Young South African artist Reshma Chhiba recently created a bold art installation, and her work has sparked debates. Chhiba’s assignment was to craft something to memorialize the inhabitants of a former women’s prison in Johannesburg, a jail that once contained some amazing female activists who fought apartheid (like Winnie Madikizela-Mandela).
So what exactly did Chhiba make? A twelve meter long vagina crafted out of red velvet flesh and acrylic black pubic hair. Viewers are invited to step inside, and they experience some pretty shocking things. Read More
BY Katie Fustich
on Aug 30, 2013
Envision this: a giant, solid-gold clitoris suspended on a spring, rodeo style. Women and men ride it, dance around it, and are generally just happy to be in its awe-inspiring presence. No, this isn't that awesome dream you had last Tuesday, it's just one of the many features of artist Sophia Wallace’s latest project: Cliteracy. A little more than ten years ago, the human race had only a vague notion of the scientific workings of the clitoris (shout out to my girl, urologist Helen O’Connell!). Now, one woman is taking it upon herself to make sure everyone knows. Read More
BY Katie Fustich
on Aug 26, 2013
“I feel I inhabit (and perhaps even embody) a crossroads,” says Moroccan artist Lalla Essayadi. She is one of twelve female photographers from the Middle East whose work is set to be showcased in the exhibition “She Who Tells a Story” at Boston’s Museum of Fine Art. The crossroads that Essayadi speaks of is a focal point of the showcase, which comes at a time when the face of the Middle East is ever-changing and the strands of individual identity are so often forgotten. Read More
BY Narciso Espiritu
on Aug 23, 2013
You've heard about the 2013 Cicada Invasion, right? Maybe dreamt (or had nightmares) about cicadas creeping around every single corner and crevice of your daily life? What a bust, right? Well, there’s one artist who’s celebrating our crawling, flying, noisy neighbors. Kayt Hester, a Jersey City-based artist, widely known for her style of tape-art, is having her annual local show, titled “The 17-Year Cicada,” at Port-o Lounge in Jersey City, opening Saturday, August 24. Read More
BY Katharine Ernst
on Aug 22, 2013
Exile always seems like this forbidden place, a place for dangerous criminals convicted of human rights abominations, but this isn't the reality of the world we live in. In many cases, artists have been forced into exile just for making art. In many conservative governments, making art is seen as a crime against the regime when art provokes thought and critique, and God forbid a country's citizens have a different view from the country's ruling party.
Many female artists have faced this fate, having been exiled from places as far flung as Italy and Iran. Read More
BY Mary Grace Garis
on Aug 19, 2013
Remember books? Before I developed a crippling internet addiction, I was an avid book reader. My trips to Barnes and Nobles actually involved me purchasing something other than a Hazelnut macchiato. It was a magical time.

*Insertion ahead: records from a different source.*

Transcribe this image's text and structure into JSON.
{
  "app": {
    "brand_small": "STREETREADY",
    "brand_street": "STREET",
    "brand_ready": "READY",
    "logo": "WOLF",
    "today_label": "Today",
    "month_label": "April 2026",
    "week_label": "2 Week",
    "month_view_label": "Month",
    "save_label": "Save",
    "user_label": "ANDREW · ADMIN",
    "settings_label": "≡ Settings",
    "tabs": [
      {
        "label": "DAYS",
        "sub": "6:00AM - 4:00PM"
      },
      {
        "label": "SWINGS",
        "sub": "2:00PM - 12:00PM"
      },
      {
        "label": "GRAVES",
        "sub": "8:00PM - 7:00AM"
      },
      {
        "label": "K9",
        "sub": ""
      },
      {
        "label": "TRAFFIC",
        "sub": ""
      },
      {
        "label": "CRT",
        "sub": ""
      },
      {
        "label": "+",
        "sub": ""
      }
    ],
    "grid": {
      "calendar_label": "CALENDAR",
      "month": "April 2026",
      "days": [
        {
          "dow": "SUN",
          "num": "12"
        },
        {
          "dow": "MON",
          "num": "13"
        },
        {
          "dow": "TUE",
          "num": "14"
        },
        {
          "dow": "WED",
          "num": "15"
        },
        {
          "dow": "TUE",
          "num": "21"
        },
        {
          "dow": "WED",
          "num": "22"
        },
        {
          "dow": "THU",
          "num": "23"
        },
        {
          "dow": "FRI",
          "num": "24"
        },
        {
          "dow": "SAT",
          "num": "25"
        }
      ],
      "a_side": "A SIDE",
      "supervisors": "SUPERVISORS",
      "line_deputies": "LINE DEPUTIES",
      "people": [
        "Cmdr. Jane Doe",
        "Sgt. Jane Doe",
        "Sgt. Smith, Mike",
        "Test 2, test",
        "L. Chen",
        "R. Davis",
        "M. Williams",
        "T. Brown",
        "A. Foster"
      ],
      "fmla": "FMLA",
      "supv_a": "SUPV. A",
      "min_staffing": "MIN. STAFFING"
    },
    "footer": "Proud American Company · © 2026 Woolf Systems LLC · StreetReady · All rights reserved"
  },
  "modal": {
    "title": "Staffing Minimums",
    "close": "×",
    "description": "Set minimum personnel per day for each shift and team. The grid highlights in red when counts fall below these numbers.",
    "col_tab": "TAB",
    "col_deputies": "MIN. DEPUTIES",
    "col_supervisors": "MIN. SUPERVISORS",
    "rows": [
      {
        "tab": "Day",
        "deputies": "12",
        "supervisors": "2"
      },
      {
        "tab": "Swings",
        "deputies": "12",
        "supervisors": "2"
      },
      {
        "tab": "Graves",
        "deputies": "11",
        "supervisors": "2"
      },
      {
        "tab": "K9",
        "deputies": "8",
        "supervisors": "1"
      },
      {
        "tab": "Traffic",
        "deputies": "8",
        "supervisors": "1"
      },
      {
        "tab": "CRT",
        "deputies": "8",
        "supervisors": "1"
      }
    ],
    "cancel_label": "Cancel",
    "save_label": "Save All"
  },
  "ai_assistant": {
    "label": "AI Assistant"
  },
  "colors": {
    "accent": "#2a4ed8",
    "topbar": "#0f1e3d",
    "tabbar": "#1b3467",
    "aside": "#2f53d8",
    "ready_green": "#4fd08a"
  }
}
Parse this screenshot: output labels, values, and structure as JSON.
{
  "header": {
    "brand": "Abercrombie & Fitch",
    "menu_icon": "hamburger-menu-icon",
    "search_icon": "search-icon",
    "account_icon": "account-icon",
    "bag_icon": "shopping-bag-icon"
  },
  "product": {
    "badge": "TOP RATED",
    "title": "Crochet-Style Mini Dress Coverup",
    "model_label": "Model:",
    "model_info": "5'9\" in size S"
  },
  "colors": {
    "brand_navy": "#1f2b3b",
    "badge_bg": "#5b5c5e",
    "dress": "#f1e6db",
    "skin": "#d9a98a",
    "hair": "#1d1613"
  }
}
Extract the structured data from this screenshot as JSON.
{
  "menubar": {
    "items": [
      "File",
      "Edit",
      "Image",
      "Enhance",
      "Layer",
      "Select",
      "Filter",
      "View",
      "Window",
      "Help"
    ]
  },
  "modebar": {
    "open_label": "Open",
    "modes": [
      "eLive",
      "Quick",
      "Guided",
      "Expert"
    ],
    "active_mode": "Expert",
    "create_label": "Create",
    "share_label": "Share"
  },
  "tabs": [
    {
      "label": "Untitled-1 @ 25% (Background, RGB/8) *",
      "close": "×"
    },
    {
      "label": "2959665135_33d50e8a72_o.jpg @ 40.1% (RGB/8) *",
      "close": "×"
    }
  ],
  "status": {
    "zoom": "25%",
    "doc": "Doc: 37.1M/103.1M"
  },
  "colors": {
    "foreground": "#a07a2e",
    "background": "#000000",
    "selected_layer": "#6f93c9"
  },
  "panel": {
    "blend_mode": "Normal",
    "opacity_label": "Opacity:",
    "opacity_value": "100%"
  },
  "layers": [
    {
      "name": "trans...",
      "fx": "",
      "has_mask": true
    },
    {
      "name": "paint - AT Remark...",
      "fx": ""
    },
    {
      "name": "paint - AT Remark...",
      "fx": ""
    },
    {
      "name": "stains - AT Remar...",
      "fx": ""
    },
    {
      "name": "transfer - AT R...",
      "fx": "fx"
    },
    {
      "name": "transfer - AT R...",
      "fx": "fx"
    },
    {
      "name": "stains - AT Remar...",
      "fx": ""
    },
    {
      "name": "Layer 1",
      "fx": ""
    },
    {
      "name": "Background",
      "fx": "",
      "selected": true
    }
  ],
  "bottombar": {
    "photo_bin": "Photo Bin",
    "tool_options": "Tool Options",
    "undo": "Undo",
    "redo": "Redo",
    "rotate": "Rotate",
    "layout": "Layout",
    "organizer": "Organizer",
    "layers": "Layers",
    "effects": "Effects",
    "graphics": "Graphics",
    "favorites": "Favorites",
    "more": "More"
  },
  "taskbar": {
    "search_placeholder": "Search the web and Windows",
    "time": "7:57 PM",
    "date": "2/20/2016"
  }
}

Most of all because with each page I'd find literary heroines to look up to, sisters that were bold and intriguing. They had their faults and flaws, but if it didn't make them more relatable, it at least made for good story-telling. Read More
BY Solange Castellar
on Aug 13, 2013
Holy knit! The Andy Warhol Bridge is covered in beautiful yarn! This past weekend, more than 1,800 volunteer knitters covered Pittsburgh, PA’s Warhol Bridge in 580 blanket-sized panels of yarn. In total, volunteers used up about 3,000 feet in vibrant yarn, which feature an array of colorful designs. The hand-knit panels cover the pedestrian walkway of the downtown Pittsburgh bridge and larger knit panels cover the bridge’s towers.
A few of the panels featured on Pittsburgh’s AW Bridge. Read More